Would you output the whole listing below, exactly as it reads?
* * * *
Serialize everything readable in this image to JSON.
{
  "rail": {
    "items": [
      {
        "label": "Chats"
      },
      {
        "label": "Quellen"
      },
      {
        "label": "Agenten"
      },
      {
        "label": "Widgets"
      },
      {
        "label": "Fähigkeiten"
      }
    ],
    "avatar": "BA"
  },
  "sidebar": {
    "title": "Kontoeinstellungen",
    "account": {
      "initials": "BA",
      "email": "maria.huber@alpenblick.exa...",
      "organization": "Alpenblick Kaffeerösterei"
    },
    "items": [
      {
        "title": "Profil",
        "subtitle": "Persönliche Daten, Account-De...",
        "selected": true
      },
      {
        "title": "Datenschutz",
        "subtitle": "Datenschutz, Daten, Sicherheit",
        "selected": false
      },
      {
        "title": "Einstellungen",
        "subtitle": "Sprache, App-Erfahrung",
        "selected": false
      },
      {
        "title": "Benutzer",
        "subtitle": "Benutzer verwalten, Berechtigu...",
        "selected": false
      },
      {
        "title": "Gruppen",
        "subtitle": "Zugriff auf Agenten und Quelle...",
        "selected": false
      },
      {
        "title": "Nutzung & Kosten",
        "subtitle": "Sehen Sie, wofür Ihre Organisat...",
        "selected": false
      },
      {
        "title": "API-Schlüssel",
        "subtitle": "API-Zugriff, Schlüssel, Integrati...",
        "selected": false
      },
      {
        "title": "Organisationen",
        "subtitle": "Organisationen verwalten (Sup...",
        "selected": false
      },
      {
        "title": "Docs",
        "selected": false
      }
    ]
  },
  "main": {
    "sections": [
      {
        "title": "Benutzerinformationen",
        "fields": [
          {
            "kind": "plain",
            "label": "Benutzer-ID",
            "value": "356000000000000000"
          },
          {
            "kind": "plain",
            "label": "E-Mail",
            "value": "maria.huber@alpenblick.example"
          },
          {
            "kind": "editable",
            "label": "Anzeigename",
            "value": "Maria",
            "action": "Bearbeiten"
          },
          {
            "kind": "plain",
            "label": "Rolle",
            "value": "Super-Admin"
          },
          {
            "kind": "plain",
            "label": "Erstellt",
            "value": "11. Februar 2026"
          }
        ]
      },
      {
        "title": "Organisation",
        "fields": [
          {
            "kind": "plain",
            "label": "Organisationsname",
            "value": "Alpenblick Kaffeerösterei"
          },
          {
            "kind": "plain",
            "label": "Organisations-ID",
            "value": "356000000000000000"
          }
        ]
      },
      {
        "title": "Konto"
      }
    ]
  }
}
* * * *
(FINAL ANSWER)
Serialize everything readable in this image to JSON.
{
  "rail": {
    "items": [
      {
        "label": "Chats"
      },
      {
        "label": "Quellen"
      },
      {
        "label": "Agenten"
      },
      {
        "label": "Widgets"
      },
      {
        "label": "Fähigkeiten"
      }
    ],
    "avatar": "BA"
  },
  "sidebar": {
    "title": "Kontoeinstellungen",
    "account": {
      "initials": "BA",
      "email": "maria.huber@alpenblick.exa...",
      "organization": "Alpenblick Kaffeerösterei"
    },
    "items": [
      {
        "title": "Profil",
        "subtitle": "Persönliche Daten, Account-De...",
        "selected": true
      },
      {
        "title": "Datenschutz",
        "subtitle": "Datenschutz, Daten, Sicherheit",
        "selected": false
      },
      {
        "title": "Einstellungen",
        "subtitle": "Sprache, App-Erfahrung",
        "selected": false
      },
      {
        "title": "Benutzer",
        "subtitle": "Benutzer verwalten, Berechtigu...",
        "selected": false
      },
      {
        "title": "Gruppen",
        "subtitle": "Zugriff auf Agenten und Quelle...",
        "selected": false
      },
      {
        "title": "Nutzung & Kosten",
        "subtitle": "Sehen Sie, wofür Ihre Organisat...",
        "selected": false
      },
      {
        "title": "API-Schlüssel",
        "subtitle": "API-Zugriff, Schlüssel, Integrati...",
        "selected": false
      },
      {
        "title": "Organisationen",
        "subtitle": "Organisationen verwalten (Sup...",
        "selected": false
      },
      {
        "title": "Docs",
        "selected": false
      }
    ]
  },
  "main": {
    "sections": [
      {
        "title": "Benutzerinformationen",
        "fields": [
          {
            "kind": "plain",
            "label": "Benutzer-ID",
            "value": "356000000000000000"
          },
          {
            "kind": "plain",
            "label": "E-Mail",
            "value": "maria.huber@alpenblick.example"
          },
          {
            "kind": "editable",
            "label": "Anzeigename",
            "value": "Maria",
            "action": "Bearbeiten"
          },
          {
            "kind": "plain",
            "label": "Rolle",
            "value": "Super-Admin"
          },
          {
            "kind": "plain",
            "label": "Erstellt",
            "value": "11. Februar 2026"
          }
        ]
      },
      {
        "title": "Organisation",
        "fields": [
          {
            "kind": "plain",
            "label": "Organisationsname",
            "value": "Alpenblick Kaffeerösterei"
          },
          {
            "kind": "plain",
            "label": "Organisations-ID",
            "value": "356000000000000000"
          }
        ]
      },
      {
        "title": "Konto"
      }
    ]
  }
}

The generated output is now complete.